Maisel asserts the cliche “creativity and depression go hand-in-hand” is true and that “creators are not necessarily afflicted with some biological disease or psychological disorder … but are caught up in a struggle to make life seem meaningful to them.”
Maisel writes that as you read this chapter “you will come to understand what a meaning expert is, what she does, and why you must become one.” Was that understanding fulfilled by the end of this chapter?
Maisel states that a meaning expert would tell a client that “the task of meaning making rests squarely on their shoulders” and they have to “come to grips with what they intend their life to mean in order for their depression to lift.” If you are currently in the ‘depressed client’s’ shoes, try to slip on the ‘meaning expert’s’ shoes to fully understand what this means. How has your perception changed?
Regarding a “vocabulary” centered on meaning issues, Maisel uses terms such as: meaning crisis, meaning restoration, leaky vessel, meaning containers, and meaning problems.
Maisel invites you to engage in a self-reflection about the meaning of your life.
Maisel provides four intentions that must be held in order for you to live an authentic, meaningful life.
Maisel shares a “simple model used in cognitive psychology for dealing with the serious problem of negative self-talk.”
Maisel sums up the chapter with the powerful conclusion that “you are what you think,” and describes the deep work and self-training needed to make meaning-making possible.
Maisel explains that “opting to matter” means seven things, and lists them.

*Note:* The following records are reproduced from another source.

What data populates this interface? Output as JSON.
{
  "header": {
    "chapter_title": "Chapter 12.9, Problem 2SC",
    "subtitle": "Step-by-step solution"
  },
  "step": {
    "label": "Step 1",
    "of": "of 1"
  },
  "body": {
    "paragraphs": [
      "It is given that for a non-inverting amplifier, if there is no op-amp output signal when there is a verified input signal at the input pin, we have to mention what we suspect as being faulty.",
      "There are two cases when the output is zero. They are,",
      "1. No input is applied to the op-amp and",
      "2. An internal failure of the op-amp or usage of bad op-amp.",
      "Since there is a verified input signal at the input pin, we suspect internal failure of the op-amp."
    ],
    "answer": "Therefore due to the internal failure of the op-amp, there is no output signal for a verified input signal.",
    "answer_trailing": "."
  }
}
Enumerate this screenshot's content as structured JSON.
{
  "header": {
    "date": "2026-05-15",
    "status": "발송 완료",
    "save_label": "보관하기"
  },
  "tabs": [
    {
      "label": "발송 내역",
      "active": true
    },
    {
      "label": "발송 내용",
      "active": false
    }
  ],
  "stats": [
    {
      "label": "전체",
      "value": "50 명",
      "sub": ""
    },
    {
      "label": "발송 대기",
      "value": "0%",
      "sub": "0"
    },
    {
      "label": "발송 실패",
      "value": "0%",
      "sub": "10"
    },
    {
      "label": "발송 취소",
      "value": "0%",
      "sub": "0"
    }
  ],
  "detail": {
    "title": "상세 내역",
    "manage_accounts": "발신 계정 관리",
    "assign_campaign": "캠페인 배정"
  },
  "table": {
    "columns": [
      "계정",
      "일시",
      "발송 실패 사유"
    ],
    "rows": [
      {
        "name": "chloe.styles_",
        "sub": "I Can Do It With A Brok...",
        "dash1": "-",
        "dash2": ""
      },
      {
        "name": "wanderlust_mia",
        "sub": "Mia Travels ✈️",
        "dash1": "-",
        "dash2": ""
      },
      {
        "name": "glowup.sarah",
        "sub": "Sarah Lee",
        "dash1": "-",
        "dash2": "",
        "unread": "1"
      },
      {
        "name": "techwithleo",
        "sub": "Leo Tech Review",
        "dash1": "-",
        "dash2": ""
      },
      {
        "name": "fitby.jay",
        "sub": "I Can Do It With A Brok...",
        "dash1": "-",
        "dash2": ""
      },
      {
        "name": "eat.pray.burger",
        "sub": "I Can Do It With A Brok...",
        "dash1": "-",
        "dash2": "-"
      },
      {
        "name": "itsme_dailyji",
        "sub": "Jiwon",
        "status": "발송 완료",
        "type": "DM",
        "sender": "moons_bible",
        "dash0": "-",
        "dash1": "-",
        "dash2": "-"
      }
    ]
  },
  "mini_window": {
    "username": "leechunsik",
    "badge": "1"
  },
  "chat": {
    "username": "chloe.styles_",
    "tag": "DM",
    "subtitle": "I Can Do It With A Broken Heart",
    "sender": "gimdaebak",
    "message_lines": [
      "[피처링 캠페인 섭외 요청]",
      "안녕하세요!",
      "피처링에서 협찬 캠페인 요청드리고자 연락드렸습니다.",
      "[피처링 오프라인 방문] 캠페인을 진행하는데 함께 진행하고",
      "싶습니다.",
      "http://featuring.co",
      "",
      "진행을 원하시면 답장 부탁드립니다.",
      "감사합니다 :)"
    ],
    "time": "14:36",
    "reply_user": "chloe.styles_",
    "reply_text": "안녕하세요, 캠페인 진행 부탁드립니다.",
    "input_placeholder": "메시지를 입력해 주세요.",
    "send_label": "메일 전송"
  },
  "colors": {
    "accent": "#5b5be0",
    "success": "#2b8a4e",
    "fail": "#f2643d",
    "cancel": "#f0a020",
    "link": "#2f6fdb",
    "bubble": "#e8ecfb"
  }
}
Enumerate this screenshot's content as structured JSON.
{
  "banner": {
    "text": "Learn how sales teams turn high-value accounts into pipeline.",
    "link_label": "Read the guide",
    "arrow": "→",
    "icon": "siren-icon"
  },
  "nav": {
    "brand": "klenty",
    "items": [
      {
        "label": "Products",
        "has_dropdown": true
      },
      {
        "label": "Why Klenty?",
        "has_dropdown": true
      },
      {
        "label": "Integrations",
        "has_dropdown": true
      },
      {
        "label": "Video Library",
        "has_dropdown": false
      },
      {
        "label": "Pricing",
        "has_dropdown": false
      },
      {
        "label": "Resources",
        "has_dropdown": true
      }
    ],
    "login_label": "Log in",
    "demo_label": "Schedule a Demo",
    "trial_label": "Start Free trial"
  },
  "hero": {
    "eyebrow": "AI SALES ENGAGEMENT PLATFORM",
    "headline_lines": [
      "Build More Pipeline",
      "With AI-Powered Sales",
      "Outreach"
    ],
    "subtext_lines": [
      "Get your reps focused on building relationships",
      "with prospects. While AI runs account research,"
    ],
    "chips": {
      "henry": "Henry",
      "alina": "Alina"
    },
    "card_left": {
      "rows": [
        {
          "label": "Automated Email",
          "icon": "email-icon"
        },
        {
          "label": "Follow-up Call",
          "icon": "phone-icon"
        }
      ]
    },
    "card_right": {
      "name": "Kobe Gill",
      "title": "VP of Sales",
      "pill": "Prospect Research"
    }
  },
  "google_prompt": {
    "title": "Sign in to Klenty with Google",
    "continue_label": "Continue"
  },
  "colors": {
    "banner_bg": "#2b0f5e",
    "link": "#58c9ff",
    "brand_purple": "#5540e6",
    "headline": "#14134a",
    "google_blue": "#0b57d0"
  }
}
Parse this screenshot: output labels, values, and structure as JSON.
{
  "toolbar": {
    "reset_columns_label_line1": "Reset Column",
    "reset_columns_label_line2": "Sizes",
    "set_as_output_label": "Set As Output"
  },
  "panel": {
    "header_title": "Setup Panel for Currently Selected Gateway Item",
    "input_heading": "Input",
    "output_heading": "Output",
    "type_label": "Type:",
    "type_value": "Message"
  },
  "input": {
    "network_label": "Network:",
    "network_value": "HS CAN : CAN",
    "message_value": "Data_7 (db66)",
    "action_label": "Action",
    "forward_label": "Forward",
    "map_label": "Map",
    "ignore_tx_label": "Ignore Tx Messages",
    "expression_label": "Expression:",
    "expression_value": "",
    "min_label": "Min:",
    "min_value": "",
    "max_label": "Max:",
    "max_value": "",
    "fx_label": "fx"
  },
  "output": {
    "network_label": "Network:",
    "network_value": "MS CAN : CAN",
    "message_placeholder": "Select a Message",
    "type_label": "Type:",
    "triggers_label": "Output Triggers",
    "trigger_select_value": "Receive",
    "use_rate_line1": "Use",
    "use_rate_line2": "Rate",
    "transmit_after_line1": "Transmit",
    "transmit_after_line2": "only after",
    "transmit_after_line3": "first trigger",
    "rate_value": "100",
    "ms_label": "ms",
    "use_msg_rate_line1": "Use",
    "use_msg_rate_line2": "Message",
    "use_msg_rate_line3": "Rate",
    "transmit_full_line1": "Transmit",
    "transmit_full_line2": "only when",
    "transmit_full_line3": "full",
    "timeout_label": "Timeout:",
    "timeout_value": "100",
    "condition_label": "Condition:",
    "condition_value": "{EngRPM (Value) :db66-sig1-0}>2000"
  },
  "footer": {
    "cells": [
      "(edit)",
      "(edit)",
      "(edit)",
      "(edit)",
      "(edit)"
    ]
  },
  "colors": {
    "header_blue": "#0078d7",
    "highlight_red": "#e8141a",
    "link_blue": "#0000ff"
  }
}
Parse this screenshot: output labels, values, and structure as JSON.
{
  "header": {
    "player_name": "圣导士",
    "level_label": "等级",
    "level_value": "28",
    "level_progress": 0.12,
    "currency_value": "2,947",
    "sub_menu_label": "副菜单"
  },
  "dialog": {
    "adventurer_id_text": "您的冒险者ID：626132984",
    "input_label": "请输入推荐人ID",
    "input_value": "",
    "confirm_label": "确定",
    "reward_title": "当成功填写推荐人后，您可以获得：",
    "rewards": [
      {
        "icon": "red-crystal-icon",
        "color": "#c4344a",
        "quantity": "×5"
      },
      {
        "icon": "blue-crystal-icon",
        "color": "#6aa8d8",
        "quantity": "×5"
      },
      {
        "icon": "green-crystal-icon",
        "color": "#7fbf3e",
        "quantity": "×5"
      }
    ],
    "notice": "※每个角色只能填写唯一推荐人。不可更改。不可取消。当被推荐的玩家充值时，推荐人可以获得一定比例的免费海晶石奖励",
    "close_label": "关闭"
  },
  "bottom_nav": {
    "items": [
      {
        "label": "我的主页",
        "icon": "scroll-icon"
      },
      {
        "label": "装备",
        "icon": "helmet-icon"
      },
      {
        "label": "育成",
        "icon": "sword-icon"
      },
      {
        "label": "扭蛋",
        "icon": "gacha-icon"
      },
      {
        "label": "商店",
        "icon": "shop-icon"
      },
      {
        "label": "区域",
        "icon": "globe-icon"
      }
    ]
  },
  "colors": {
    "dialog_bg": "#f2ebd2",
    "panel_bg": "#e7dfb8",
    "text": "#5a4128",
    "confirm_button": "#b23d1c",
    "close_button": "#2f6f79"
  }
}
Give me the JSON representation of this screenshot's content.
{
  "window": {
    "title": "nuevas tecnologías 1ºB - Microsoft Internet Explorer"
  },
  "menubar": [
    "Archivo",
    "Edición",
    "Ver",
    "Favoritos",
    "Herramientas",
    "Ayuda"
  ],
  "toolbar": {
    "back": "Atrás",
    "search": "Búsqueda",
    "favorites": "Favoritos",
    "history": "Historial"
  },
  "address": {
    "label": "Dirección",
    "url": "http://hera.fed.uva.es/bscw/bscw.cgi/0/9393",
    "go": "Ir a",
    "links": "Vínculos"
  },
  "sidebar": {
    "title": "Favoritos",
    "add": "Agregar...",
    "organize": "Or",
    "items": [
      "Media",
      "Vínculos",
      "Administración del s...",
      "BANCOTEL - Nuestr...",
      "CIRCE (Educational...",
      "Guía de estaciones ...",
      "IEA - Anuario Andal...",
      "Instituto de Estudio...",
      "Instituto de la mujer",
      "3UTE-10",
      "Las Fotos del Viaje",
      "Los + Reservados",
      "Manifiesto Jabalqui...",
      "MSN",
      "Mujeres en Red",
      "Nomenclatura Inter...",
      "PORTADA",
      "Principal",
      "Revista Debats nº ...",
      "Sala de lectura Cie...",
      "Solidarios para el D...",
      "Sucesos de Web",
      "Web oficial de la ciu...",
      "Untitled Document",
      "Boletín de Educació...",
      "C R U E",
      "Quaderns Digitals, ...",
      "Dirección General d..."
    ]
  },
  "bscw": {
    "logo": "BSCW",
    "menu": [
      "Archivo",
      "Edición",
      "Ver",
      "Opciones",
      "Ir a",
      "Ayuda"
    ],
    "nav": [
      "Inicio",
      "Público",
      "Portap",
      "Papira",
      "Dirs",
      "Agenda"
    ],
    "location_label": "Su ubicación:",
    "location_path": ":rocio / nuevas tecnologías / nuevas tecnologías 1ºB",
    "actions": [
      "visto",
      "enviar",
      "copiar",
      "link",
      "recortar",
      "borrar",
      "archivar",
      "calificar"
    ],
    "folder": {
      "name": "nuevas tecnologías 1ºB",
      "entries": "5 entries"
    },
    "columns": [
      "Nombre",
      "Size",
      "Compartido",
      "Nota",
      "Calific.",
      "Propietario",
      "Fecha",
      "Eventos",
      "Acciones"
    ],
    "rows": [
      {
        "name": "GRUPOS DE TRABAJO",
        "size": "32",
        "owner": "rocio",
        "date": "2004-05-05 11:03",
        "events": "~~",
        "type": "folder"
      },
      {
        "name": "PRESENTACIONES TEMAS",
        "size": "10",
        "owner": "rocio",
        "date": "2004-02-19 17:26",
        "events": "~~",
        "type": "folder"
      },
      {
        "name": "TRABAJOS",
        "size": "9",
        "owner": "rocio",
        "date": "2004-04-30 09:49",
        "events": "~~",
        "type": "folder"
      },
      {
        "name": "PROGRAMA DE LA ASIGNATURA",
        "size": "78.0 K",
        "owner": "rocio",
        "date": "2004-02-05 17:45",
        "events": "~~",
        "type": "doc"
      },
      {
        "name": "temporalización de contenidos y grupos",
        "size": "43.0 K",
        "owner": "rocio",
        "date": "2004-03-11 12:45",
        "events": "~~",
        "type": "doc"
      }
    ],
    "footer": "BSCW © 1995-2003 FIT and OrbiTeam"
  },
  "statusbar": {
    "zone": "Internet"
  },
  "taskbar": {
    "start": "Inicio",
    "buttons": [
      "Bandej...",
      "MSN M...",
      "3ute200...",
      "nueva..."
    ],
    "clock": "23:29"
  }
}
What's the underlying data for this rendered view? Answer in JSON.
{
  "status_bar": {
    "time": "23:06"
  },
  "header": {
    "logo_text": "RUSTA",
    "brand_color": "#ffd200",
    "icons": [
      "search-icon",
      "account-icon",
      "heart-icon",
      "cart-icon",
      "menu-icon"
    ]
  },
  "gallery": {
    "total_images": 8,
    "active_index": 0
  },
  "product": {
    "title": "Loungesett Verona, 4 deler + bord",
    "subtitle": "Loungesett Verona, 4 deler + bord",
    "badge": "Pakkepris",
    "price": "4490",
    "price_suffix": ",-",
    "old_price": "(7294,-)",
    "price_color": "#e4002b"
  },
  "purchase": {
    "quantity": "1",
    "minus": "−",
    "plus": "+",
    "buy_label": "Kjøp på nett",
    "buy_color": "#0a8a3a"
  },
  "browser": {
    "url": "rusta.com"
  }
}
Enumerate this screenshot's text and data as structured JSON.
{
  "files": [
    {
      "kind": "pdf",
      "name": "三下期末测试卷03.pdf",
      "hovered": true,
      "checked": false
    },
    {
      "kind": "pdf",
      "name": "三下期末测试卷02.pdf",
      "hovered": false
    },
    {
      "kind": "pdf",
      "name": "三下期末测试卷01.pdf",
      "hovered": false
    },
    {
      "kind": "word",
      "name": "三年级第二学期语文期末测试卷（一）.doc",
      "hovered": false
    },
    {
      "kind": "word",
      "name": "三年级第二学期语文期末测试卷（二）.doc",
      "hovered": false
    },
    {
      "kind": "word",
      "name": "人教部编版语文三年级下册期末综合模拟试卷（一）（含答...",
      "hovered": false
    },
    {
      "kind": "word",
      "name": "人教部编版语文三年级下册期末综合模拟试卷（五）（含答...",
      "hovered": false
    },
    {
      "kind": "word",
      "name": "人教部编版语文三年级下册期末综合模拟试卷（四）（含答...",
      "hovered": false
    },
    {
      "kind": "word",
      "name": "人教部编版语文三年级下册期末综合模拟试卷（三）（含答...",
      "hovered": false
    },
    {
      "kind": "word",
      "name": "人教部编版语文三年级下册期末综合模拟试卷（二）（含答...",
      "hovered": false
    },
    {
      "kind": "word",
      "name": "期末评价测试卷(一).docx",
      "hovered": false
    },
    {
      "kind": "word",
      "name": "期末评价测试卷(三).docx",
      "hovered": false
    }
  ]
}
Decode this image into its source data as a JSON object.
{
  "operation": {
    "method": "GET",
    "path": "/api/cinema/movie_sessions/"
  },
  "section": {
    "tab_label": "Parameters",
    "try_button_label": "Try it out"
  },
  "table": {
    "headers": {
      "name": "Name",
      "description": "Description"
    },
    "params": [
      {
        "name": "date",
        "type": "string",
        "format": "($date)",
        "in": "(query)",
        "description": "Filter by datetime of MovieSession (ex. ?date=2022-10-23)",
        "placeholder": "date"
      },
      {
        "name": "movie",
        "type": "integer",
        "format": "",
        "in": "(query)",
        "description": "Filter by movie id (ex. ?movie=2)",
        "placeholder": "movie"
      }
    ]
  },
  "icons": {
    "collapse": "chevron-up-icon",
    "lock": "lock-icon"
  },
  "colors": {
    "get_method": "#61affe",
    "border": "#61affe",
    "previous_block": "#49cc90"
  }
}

Maisel argues against accepting “postmodern meaninglessness” by answering with compelling reasons why we have to “come back to mattering.”
Maisel addresses the question “What are the facts of existence with which a creator must reckon?”
Maisel draws a parallel between the myth of Sisyphus and how it is possible to “reckon with the facts of existence” as a creator in a cruel universe.
Maisel describes the fundamental “anxiety cycle” at play in creative people’s lives.
Maisel discusses a common linguistic trick we play called the “yes, but” trick.
Maisel offers the affirmation “I am the beauty in life” to help creators change their mind and heal their hearts.
Maisel writes, “A vital aspect of self-support is reminding yourself that success is not a measure but a feeling.”
This chapter details how addiction, like depression, is a meaning problem, and that “restoring meaning is the centerpiece solution to the problem.”
Maisel describes the usual “path” to an addiction.
Maisel discusses why a “happy bondage” is anything but happy and outlines the “Addicts Task” if you are to dispute your happy bondage and prevent the addiction from winning.
Maisel distinguishes between healthy narcissism and unhealthy narcissism. Note that both can contribute to meaning problems and depression.
Maisel lists eight ways to reduce unhealthy narcissism and increase healthy narcissism.
Regarding the chance to repair oneself, Maisel states, “It is on your remaining freedom that you must bank everything.”
Maisel sums up the chapter with pointed questions about self-repair.
Maisel states that “intimacy is neither a myth nor impossibility.”
Maisel brings out that “Unfriendly relationships between two artists is all too common,” but yet, “there will be more meaning in a creator’s life if they forge relationships with other creators.”
Maisel notes, “The centerpiece of a meaningful life for creators is meaningful creating.”
Maisel describes the state of “soulfulness” that creators regularly feel when they fully engage in the creative process.
Maisel states that “There is no meaning without action,” and “meaning does not exist until it is made and that life has no meaning until a meaning is forced upon it.”
Maisel illustrates several ways he might assist clients to “act out” singing, painting, or writing in order to “enact a problem in real time.”
Maisel makes note of a “practiced response” that will be needed to thwart off meaning threats and meaning crises“ or else paralysis and depression will set in.”
Maisel introduces the concept “for the sake of the peach.”
© 2007, 2018 Chris Dunmire. All rights reserved.
Chris Dunmire the founder of the award-winning Creativity Portal™ Web site. ...